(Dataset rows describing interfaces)
____

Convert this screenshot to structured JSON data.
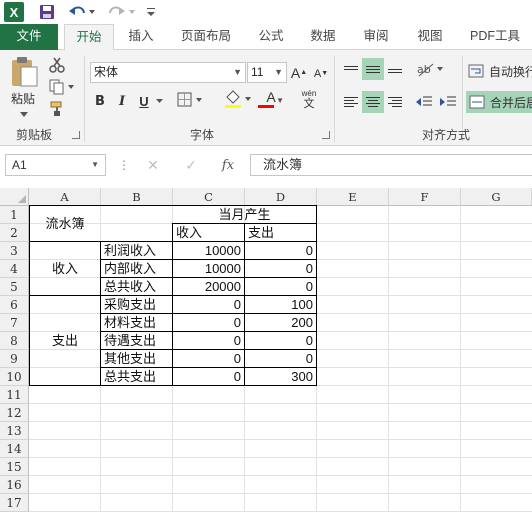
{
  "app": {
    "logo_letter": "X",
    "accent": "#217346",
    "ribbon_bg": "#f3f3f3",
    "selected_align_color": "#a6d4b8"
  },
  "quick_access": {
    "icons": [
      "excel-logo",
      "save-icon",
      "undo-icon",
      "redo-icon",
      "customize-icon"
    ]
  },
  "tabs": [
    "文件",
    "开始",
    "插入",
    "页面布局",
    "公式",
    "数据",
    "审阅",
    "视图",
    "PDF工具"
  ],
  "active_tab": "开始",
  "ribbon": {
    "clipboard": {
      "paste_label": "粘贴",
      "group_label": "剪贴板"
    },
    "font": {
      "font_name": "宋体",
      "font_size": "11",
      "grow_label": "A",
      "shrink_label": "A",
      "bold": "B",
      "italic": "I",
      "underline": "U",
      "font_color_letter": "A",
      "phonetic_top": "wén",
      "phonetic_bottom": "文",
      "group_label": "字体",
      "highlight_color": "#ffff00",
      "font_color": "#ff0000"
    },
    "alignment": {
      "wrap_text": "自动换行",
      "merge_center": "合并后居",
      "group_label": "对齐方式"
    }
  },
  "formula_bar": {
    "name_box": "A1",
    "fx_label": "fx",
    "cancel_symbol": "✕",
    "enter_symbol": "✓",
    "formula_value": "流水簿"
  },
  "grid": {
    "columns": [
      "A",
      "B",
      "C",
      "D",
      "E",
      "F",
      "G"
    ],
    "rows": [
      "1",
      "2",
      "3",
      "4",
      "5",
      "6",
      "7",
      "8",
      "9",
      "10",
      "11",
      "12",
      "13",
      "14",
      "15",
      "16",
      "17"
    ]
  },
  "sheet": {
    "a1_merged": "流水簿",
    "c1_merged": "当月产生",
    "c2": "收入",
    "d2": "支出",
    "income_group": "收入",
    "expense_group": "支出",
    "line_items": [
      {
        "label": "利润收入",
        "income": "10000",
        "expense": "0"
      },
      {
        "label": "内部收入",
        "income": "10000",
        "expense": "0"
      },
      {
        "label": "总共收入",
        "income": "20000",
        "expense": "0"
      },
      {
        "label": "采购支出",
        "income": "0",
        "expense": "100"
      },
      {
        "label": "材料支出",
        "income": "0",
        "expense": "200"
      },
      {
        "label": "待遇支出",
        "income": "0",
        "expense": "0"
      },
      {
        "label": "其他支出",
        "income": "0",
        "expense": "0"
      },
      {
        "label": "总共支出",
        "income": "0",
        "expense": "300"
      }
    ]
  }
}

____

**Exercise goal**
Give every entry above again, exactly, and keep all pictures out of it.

**Solution to this task**
Convert this screenshot to structured JSON data.
{
  "app": {
    "logo_letter": "X",
    "accent": "#217346",
    "ribbon_bg": "#f3f3f3",
    "selected_align_color": "#a6d4b8"
  },
  "quick_access": {
    "icons": [
      "excel-logo",
      "save-icon",
      "undo-icon",
      "redo-icon",
      "customize-icon"
    ]
  },
  "tabs": [
    "文件",
    "开始",
    "插入",
    "页面布局",
    "公式",
    "数据",
    "审阅",
    "视图",
    "PDF工具"
  ],
  "active_tab": "开始",
  "ribbon": {
    "clipboard": {
      "paste_label": "粘贴",
      "group_label": "剪贴板"
    },
    "font": {
      "font_name": "宋体",
      "font_size": "11",
      "grow_label": "A",
      "shrink_label": "A",
      "bold": "B",
      "italic": "I",
      "underline": "U",
      "font_color_letter": "A",
      "phonetic_top": "wén",
      "phonetic_bottom": "文",
      "group_label": "字体",
      "highlight_color": "#ffff00",
      "font_color": "#ff0000"
    },
    "alignment": {
      "wrap_text": "自动换行",
      "merge_center": "合并后居",
      "group_label": "对齐方式"
    }
  },
  "formula_bar": {
    "name_box": "A1",
    "fx_label": "fx",
    "cancel_symbol": "✕",
    "enter_symbol": "✓",
    "formula_value": "流水簿"
  },
  "grid": {
    "columns": [
      "A",
      "B",
      "C",
      "D",
      "E",
      "F",
      "G"
    ],
    "rows": [
      "1",
      "2",
      "3",
      "4",
      "5",
      "6",
      "7",
      "8",
      "9",
      "10",
      "11",
      "12",
      "13",
      "14",
      "15",
      "16",
      "17"
    ]
  },
  "sheet": {
    "a1_merged": "流水簿",
    "c1_merged": "当月产生",
    "c2": "收入",
    "d2": "支出",
    "income_group": "收入",
    "expense_group": "支出",
    "line_items": [
      {
        "label": "利润收入",
        "income": "10000",
        "expense": "0"
      },
      {
        "label": "内部收入",
        "income": "10000",
        "expense": "0"
      },
      {
        "label": "总共收入",
        "income": "20000",
        "expense": "0"
      },
      {
        "label": "采购支出",
        "income": "0",
        "expense": "100"
      },
      {
        "label": "材料支出",
        "income": "0",
        "expense": "200"
      },
      {
        "label": "待遇支出",
        "income": "0",
        "expense": "0"
      },
      {
        "label": "其他支出",
        "income": "0",
        "expense": "0"
      },
      {
        "label": "总共支出",
        "income": "0",
        "expense": "300"
      }
    ]
  }
}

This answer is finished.